How Should Rent Escalation Clauses Address CPI?
Adam M. Levine
Rent escalation clauses are a common part of commercial property leases. One popular method for calculating the escalation amount bases the rent increases on changes in the Consumer Price Index (CPI). However, the CPI approach is not as straightforward as it might seem.
CPI in a Nutshell
The CPI is a measure of the average change over time in the prices paid by urban consumers for a “market basket” of consumer goods and services. The market basket is developed from detailed spending information provided by families and individuals. Spending items are classified into more than 200 categories arranged into eight major groups, including food and beverages, housing, apparel and transportation.
The Vagueness Risk
The CPI is published by the U.S. Bureau of Labor Statistics (BLS), which cautions that many escalation clauses tied to the CPI are vague. That is because the BLS publishes thousands of CPIs every month. To combat this risk, escalation clauses should specifically address which CPI will be used:
- The Population Group
The BLS publishes price changes for two population groups — the All Urban Consumers (CPI-U) and the narrower Urban Wage Earners and Clerical Workers (CPI-W). According to the BLS, the CPI-U is the broadest measure of consumer inflation it produces and is typically subject to less sampling error than the CPI-W.
- The Item Category
The BLS encourages users to specify a broad item category, such as the all-item index, when writing an escalation clause.

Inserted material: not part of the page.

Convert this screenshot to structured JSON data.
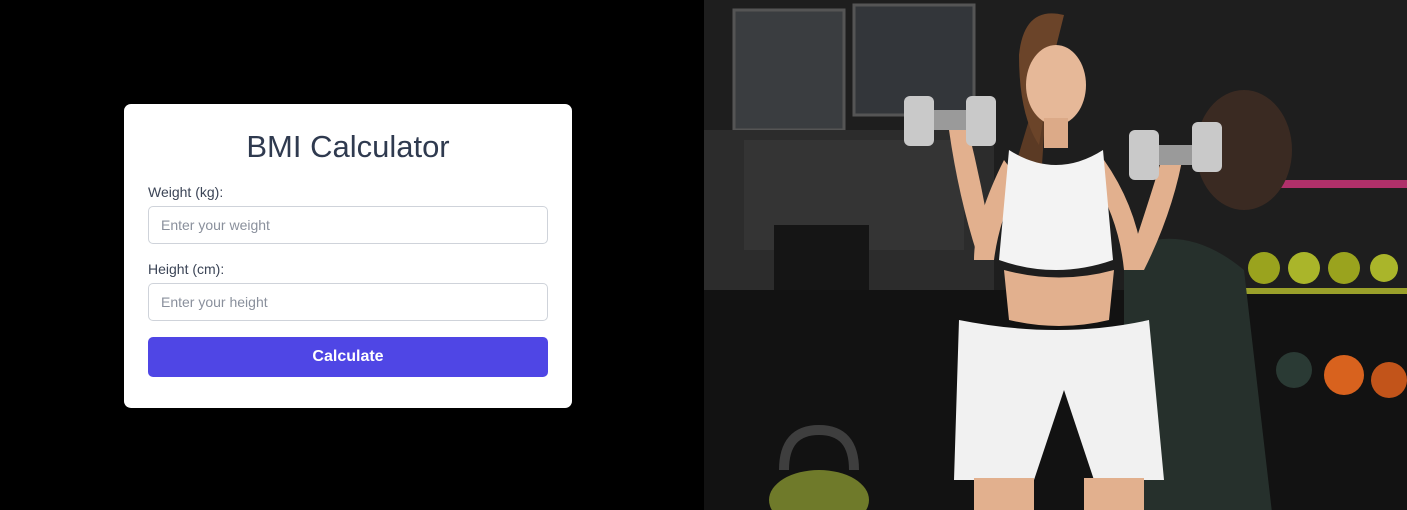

Why? Because such categories are typically subject to less sampling error.
- The Geographic Area
The BLS publishes indexes for U.S. City Average (or national) level, regional level (for example, the West region) and some local metropolitan areas (for example, Atlanta). The U.S. City Average indexes have larger sample sizes than those for metropolitan areas. So, again, there will likely be less sampling error.
- Seasonal Adjustments
Some CPIs are published on a seasonally adjusted basis to eliminate the effect of price changes caused by recurring seasonal changes (for example, because of weather or holidays); these indexes are subject to annual revision. The BLS advises against using these CPIs in escalation clauses.
In addition to being clear about the CPI that will be used for rent escalation, specify in the lease the base rent amount that is subject to escalation (that is, the initial rent) and the timing and frequency of adjustments. Also, consider including a rent floor to ensure a minimum increase, regardless of the change in CPI, along with a cap that sets an upper limit for the rent increase.
For more information on rent escalation clauses, contact Adam Levine at [email protected], or call him at 312.670.7444. Visit ORBA.com to learn more about our Real Estate Group.